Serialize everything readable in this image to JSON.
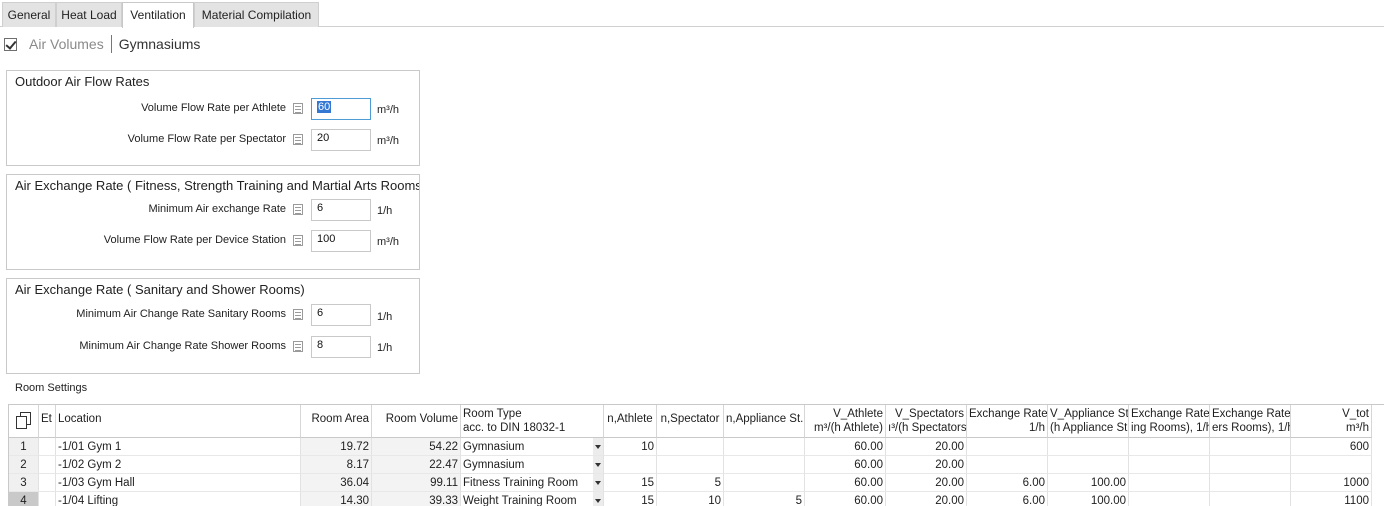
{
  "tabs": [
    {
      "label": "General",
      "active": false
    },
    {
      "label": "Heat Load",
      "active": false
    },
    {
      "label": "Ventilation",
      "active": true
    },
    {
      "label": "Material Compilation",
      "active": false
    }
  ],
  "header": {
    "checked": true,
    "title": "Air Volumes",
    "subtitle": "Gymnasiums"
  },
  "groups": [
    {
      "title": "Outdoor Air Flow Rates",
      "fields": [
        {
          "label": "Volume Flow Rate per Athlete",
          "value": "60",
          "unit": "m³/h",
          "focused": true
        },
        {
          "label": "Volume Flow Rate per Spectator",
          "value": "20",
          "unit": "m³/h",
          "focused": false
        }
      ]
    },
    {
      "title": "Air Exchange Rate ( Fitness, Strength Training and Martial Arts Rooms)",
      "fields": [
        {
          "label": "Minimum Air exchange Rate",
          "value": "6",
          "unit": "1/h",
          "focused": false
        },
        {
          "label": "Volume Flow Rate per Device Station",
          "value": "100",
          "unit": "m³/h",
          "focused": false
        }
      ]
    },
    {
      "title": "Air Exchange Rate ( Sanitary and Shower Rooms)",
      "fields": [
        {
          "label": "Minimum Air Change Rate Sanitary Rooms",
          "value": "6",
          "unit": "1/h",
          "focused": false
        },
        {
          "label": "Minimum Air Change Rate Shower Rooms",
          "value": "8",
          "unit": "1/h",
          "focused": false
        }
      ]
    }
  ],
  "room_settings": {
    "label": "Room Settings",
    "columns": [
      {
        "line1": "Et",
        "line2": ""
      },
      {
        "line1": "Location",
        "line2": ""
      },
      {
        "line1": "Room Area",
        "line2": ""
      },
      {
        "line1": "Room Volume",
        "line2": ""
      },
      {
        "line1": "Room Type",
        "line2": "acc. to DIN 18032-1"
      },
      {
        "line1": "n,Athlete",
        "line2": ""
      },
      {
        "line1": "n,Spectator",
        "line2": ""
      },
      {
        "line1": "n,Appliance St.",
        "line2": ""
      },
      {
        "line1": "V_Athlete",
        "line2": "m³/(h Athlete)"
      },
      {
        "line1": "V_Spectators",
        "line2": "ı³/(h Spectators)"
      },
      {
        "line1": "Exchange Rate",
        "line2": "1/h"
      },
      {
        "line1": "V_Appliance St.",
        "line2": "(h Appliance St.)"
      },
      {
        "line1": "Exchange Rate",
        "line2": "ing Rooms), 1/h"
      },
      {
        "line1": "Exchange Rate",
        "line2": "ers Rooms), 1/h"
      },
      {
        "line1": "V_tot",
        "line2": "m³/h"
      }
    ],
    "rows": [
      {
        "n": "1",
        "et": "",
        "location": "-1/01 Gym 1",
        "area": "19.72",
        "volume": "54.22",
        "type": "Gymnasium",
        "n_athlete": "10",
        "n_spectator": "",
        "n_appliance": "",
        "v_athlete": "60.00",
        "v_spectators": "20.00",
        "exchange_rate": "",
        "v_appliance": "",
        "exch_sanitary": "",
        "exch_shower": "",
        "v_tot": "600"
      },
      {
        "n": "2",
        "et": "",
        "location": "-1/02 Gym 2",
        "area": "8.17",
        "volume": "22.47",
        "type": "Gymnasium",
        "n_athlete": "",
        "n_spectator": "",
        "n_appliance": "",
        "v_athlete": "60.00",
        "v_spectators": "20.00",
        "exchange_rate": "",
        "v_appliance": "",
        "exch_sanitary": "",
        "exch_shower": "",
        "v_tot": ""
      },
      {
        "n": "3",
        "et": "",
        "location": "-1/03 Gym Hall",
        "area": "36.04",
        "volume": "99.11",
        "type": "Fitness Training Room",
        "n_athlete": "15",
        "n_spectator": "5",
        "n_appliance": "",
        "v_athlete": "60.00",
        "v_spectators": "20.00",
        "exchange_rate": "6.00",
        "v_appliance": "100.00",
        "exch_sanitary": "",
        "exch_shower": "",
        "v_tot": "1000"
      },
      {
        "n": "4",
        "et": "",
        "location": "-1/04 Lifting",
        "area": "14.30",
        "volume": "39.33",
        "type": "Weight Training Room",
        "n_athlete": "15",
        "n_spectator": "10",
        "n_appliance": "5",
        "v_athlete": "60.00",
        "v_spectators": "20.00",
        "exchange_rate": "6.00",
        "v_appliance": "100.00",
        "exch_sanitary": "",
        "exch_shower": "",
        "v_tot": "1100"
      }
    ]
  }
}
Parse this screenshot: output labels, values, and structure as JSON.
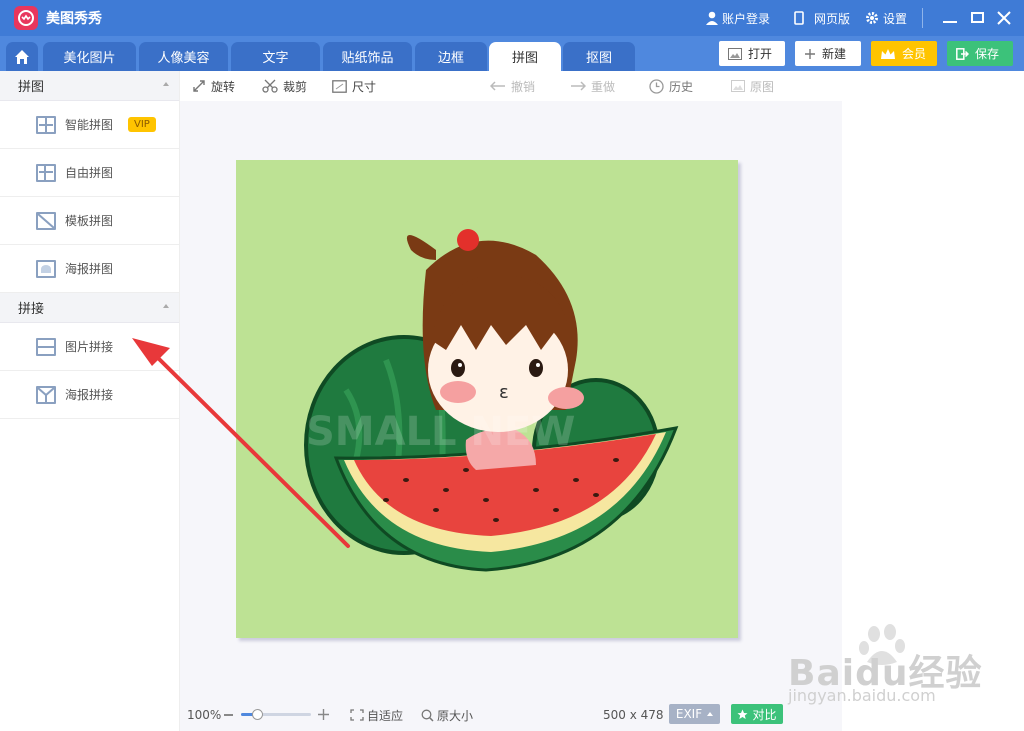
{
  "app": {
    "title": "美图秀秀"
  },
  "titlebar": {
    "account": "账户登录",
    "web": "网页版",
    "settings": "设置"
  },
  "tabs": [
    "美化图片",
    "人像美容",
    "文字",
    "贴纸饰品",
    "边框",
    "拼图",
    "抠图"
  ],
  "active_tab": "拼图",
  "header_buttons": {
    "open": "打开",
    "new": "新建",
    "member": "会员",
    "save": "保存"
  },
  "sidebar": {
    "sections": [
      {
        "title": "拼图",
        "items": [
          {
            "label": "智能拼图",
            "badge": "VIP"
          },
          {
            "label": "自由拼图"
          },
          {
            "label": "模板拼图"
          },
          {
            "label": "海报拼图"
          }
        ]
      },
      {
        "title": "拼接",
        "items": [
          {
            "label": "图片拼接"
          },
          {
            "label": "海报拼接"
          }
        ]
      }
    ]
  },
  "toolbar": {
    "rotate": "旋转",
    "crop": "裁剪",
    "size": "尺寸",
    "undo": "撤销",
    "redo": "重做",
    "history": "历史",
    "original": "原图"
  },
  "statusbar": {
    "zoom": "100%",
    "fit": "自适应",
    "actual": "原大小",
    "dims": "500 x 478",
    "exif": "EXIF",
    "compare": "对比"
  },
  "image_watermark": "SMALL NEW",
  "watermark": {
    "brand": "Baidu经验",
    "url": "jingyan.baidu.com"
  },
  "colors": {
    "titlebar": "#3f7bd6",
    "accent": "#ffc400",
    "save": "#3cc27a",
    "photo_bg": "#bde294",
    "arrow": "#e8383a"
  }
}
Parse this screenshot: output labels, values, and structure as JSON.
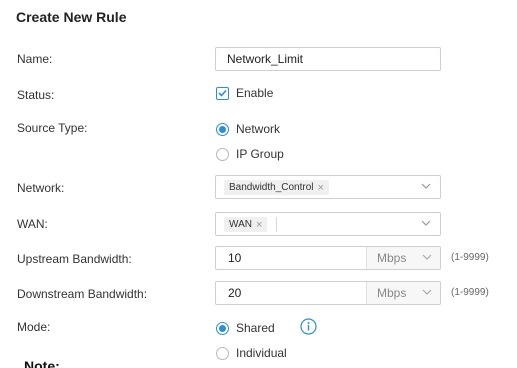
{
  "title": "Create New Rule",
  "labels": {
    "name": "Name:",
    "status": "Status:",
    "source_type": "Source Type:",
    "network": "Network:",
    "wan": "WAN:",
    "upstream": "Upstream Bandwidth:",
    "downstream": "Downstream Bandwidth:",
    "mode": "Mode:"
  },
  "name_field": {
    "value": "Network_Limit"
  },
  "status": {
    "option": "Enable",
    "checked": true
  },
  "source_type": {
    "options": [
      {
        "label": "Network",
        "selected": true
      },
      {
        "label": "IP Group",
        "selected": false
      }
    ]
  },
  "network_select": {
    "tag": "Bandwidth_Control",
    "remove_glyph": "×"
  },
  "wan_select": {
    "tag": "WAN",
    "remove_glyph": "×"
  },
  "upstream": {
    "value": "10",
    "unit": "Mbps",
    "range": "(1-9999)"
  },
  "downstream": {
    "value": "20",
    "unit": "Mbps",
    "range": "(1-9999)"
  },
  "mode": {
    "options": [
      {
        "label": "Shared",
        "selected": true
      },
      {
        "label": "Individual",
        "selected": false
      }
    ],
    "info_icon": "info-icon"
  },
  "note": "Note:",
  "colors": {
    "accent": "#2a8fd6",
    "border": "#cfcfcf",
    "text": "#333333"
  }
}
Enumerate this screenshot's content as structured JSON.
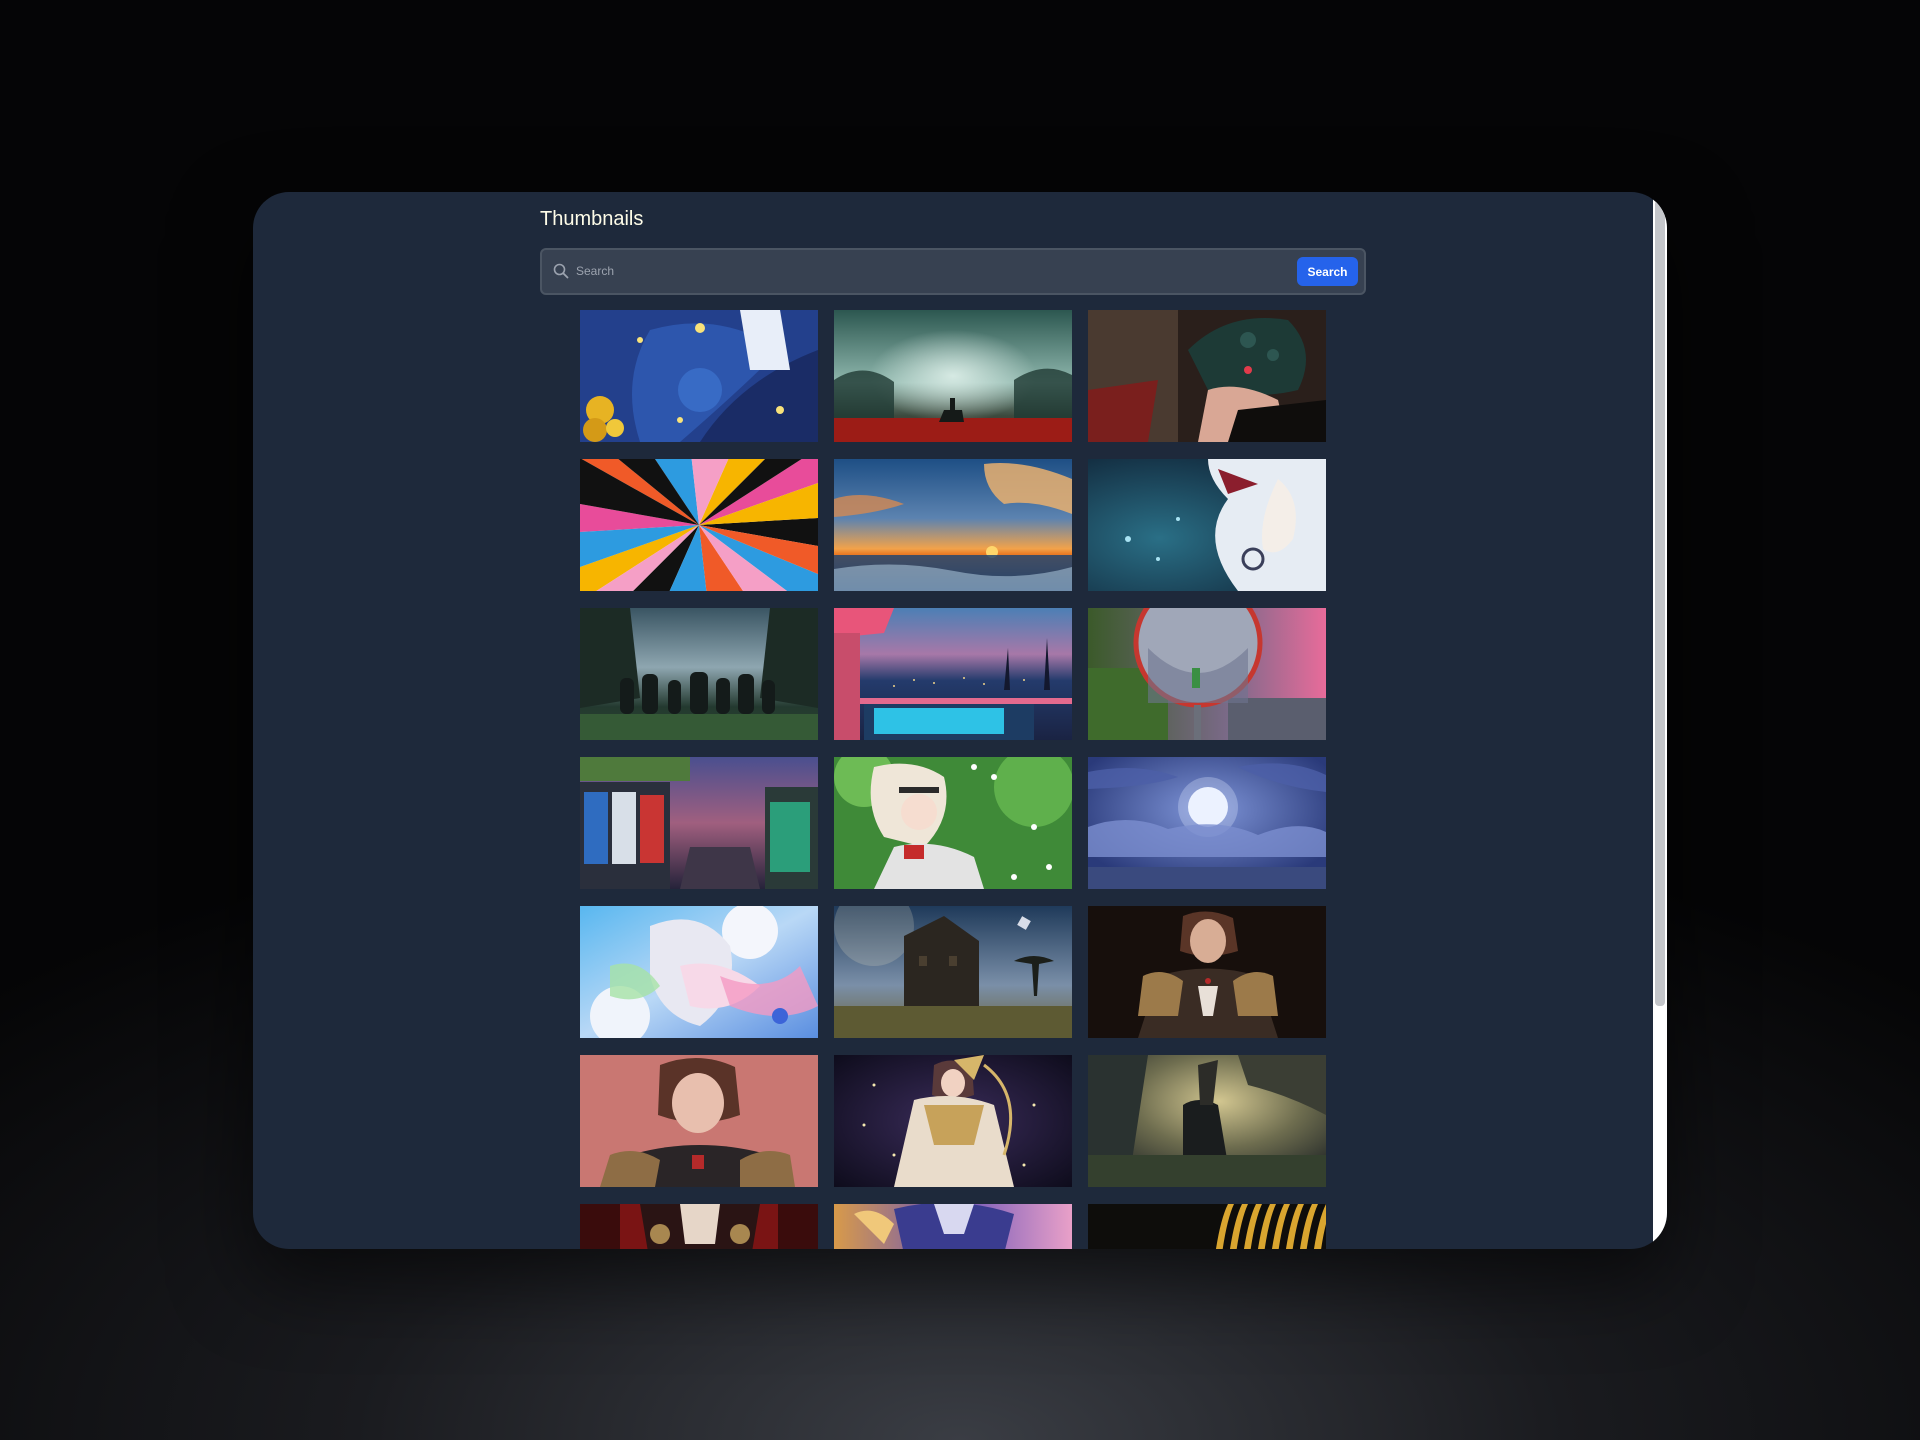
{
  "page": {
    "title": "Thumbnails"
  },
  "search": {
    "placeholder": "Search",
    "value": "",
    "button_label": "Search",
    "icon": "search-icon"
  },
  "colors": {
    "window_background": "#1e293b",
    "title": "#fefce8",
    "search_field_background": "#374151",
    "search_button": "#2563eb",
    "scrollbar": "#c4c6ca"
  },
  "thumbnails": [
    {
      "name": "thumbnail-starry-girl-sunflowers"
    },
    {
      "name": "thumbnail-horse-rider-red-field"
    },
    {
      "name": "thumbnail-hand-gamepad"
    },
    {
      "name": "thumbnail-colorful-sunburst"
    },
    {
      "name": "thumbnail-ocean-sunset"
    },
    {
      "name": "thumbnail-white-haired-girl"
    },
    {
      "name": "thumbnail-group-forest-night"
    },
    {
      "name": "thumbnail-poolside-city-view"
    },
    {
      "name": "thumbnail-convex-mirror-street"
    },
    {
      "name": "thumbnail-vending-machines-alley"
    },
    {
      "name": "thumbnail-anime-girl-green-flowers"
    },
    {
      "name": "thumbnail-full-moon-clouds"
    },
    {
      "name": "thumbnail-pastel-anime-girl"
    },
    {
      "name": "thumbnail-mansion-field"
    },
    {
      "name": "thumbnail-armored-woman-dark"
    },
    {
      "name": "thumbnail-armored-woman-pink"
    },
    {
      "name": "thumbnail-golden-warrior-archer"
    },
    {
      "name": "thumbnail-knight-on-cliff"
    },
    {
      "name": "thumbnail-red-armor"
    },
    {
      "name": "thumbnail-purple-fantasy"
    },
    {
      "name": "thumbnail-gold-stripes"
    }
  ]
}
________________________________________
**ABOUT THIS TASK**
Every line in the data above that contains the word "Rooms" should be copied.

**FINISHED TASK**
      "title": "Air Exchange Rate ( Fitness, Strength Training and Martial Arts Rooms)",
      "title": "Air Exchange Rate ( Sanitary and Shower Rooms)",
          "label": "Minimum Air Change Rate Sanitary Rooms",
          "label": "Minimum Air Change Rate Shower Rooms",
        "line2": "ing Rooms), 1/h"
        "line2": "ers Rooms), 1/h"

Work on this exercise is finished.